The fine print: Our survey was based on a search of Craigslist apartment listings using the keyword “Atwater” on 6/27/2012. We checked all addresses to ensure the units were in Atwater; any units without an address specified were removed from the survey. To download the raw data, click here: Atwater Rent Survey – June 2012.


I’d like to try something new: Asking for your questions.

If you have a question about apartment buildings, either in LA or more generally, please either:

  1. Put it in the comments below, or
  2. (If you’re shy) email it to me at: moses [at] betterdwellings [dot] com

At some point in the next few weeks, I’ll compile the questions and my answers and post them here.

The following is going to sound like every teacher you ever had in middle school, but who cares?

There really aren’t any dumb questions, so please fire away. If you’ve been reading this blog and are finding something hard to grasp, it’s 100% because I’ve failed to provide a good explanation. And you can bet that, if I’ve failed to explain something to you, I’ve also failed to explain it to many other people reading this blog. So ask, already!

Look at it this way: If you don’t step forward and ask, I’m just going to have to make some questions up, and mine will be more boring for everyone else than yours will be.

Should you hold real estate in an LLC?

Lots of buyers ask me about holding properties within an entity like an LLC, instead of in their own names. I’ll share the advice I give them with you, but only if you promise to remember that I am not a lawyer and this is not legal advice.

First, let’s be clear about why someone would want to hold a property in an entity. The advantage is mostly liability protection. By creating a separate entity to own the real estate, you are theoretically placing a shield between the property and your personal wealth. The idea is that, if something bad happens to the property, the badness stops at the entity level, rather than getting to you personally.

Now, let’s consider the downsides:

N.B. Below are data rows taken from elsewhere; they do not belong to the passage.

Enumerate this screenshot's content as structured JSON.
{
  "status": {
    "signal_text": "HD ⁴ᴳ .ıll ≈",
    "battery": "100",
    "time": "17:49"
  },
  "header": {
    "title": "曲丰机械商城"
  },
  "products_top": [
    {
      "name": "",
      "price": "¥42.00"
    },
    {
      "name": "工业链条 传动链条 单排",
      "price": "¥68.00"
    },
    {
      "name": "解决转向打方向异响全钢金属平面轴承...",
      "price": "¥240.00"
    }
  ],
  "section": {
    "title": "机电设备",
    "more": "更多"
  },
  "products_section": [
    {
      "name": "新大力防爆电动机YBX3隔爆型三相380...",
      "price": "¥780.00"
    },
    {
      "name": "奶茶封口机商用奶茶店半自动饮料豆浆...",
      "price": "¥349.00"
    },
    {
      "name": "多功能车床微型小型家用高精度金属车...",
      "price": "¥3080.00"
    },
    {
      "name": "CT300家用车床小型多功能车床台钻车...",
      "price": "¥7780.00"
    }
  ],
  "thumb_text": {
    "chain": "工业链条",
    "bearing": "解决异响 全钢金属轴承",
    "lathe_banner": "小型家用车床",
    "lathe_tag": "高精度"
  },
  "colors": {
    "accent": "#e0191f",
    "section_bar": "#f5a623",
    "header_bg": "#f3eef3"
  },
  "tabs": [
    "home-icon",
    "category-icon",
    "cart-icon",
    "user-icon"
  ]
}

  1. Tax headaches. If you hold properties in separate LLCs, each one needs to file state and federal tax returns and issue you a K1 each year. That’s a lot of accountants’ time and, therefore, a lot of your money.
  2. Administrative headaches. In order to preserve the liability protection afforded you by the LLC, you need to be careful not to create the impression that there is no distinction between yourself and the LLC. This means separate letterhead, checking accounts, etc. – in other words, more hassle.
  3. Minimum LLC tax. In CA, an LLC with no revenue still owes the state $800 / year in taxes. This number goes up once revenue exceeds $200k (I think).
  4. Incompatible with owner-occupier mortgages. Banks are VERY familiar with the trick of putting an entity into bankruptcy in order to avoid foreclosure. While they’re willing to tolerate (and often encourage) LLCs for commercial properties (in this case, apartment buildings with 5+ units), they don’t like to see them on residential properties (1-4 units).
  5. Dubious liability shield. Courts have sometimes found that there is no distinction between an owner and the LLC (particularly if you screw up #2 above) and thereby allowed plaintiffs to “pierce the corporate veil” to go after the owner’s other assets. The law is somewhat unsettled on this point but you should be aware that the liability shield is far from absolute.

For most starting investors using owner-occupier mortgages, #4 above means that using an LLC is off-limits. If you’re just starting out by buying a small property for investment purposes with cash or an investor mortgage, I still don’t think I’d bother. But once you start getting into multiple properties, I’d try and move them into one LLC (if they’re small) or into separate entities (if they’re large).

For larger investors, funds, syndicators, etc., the gold standard is having each property in it’s own LLC (a so-called “single asset entity”).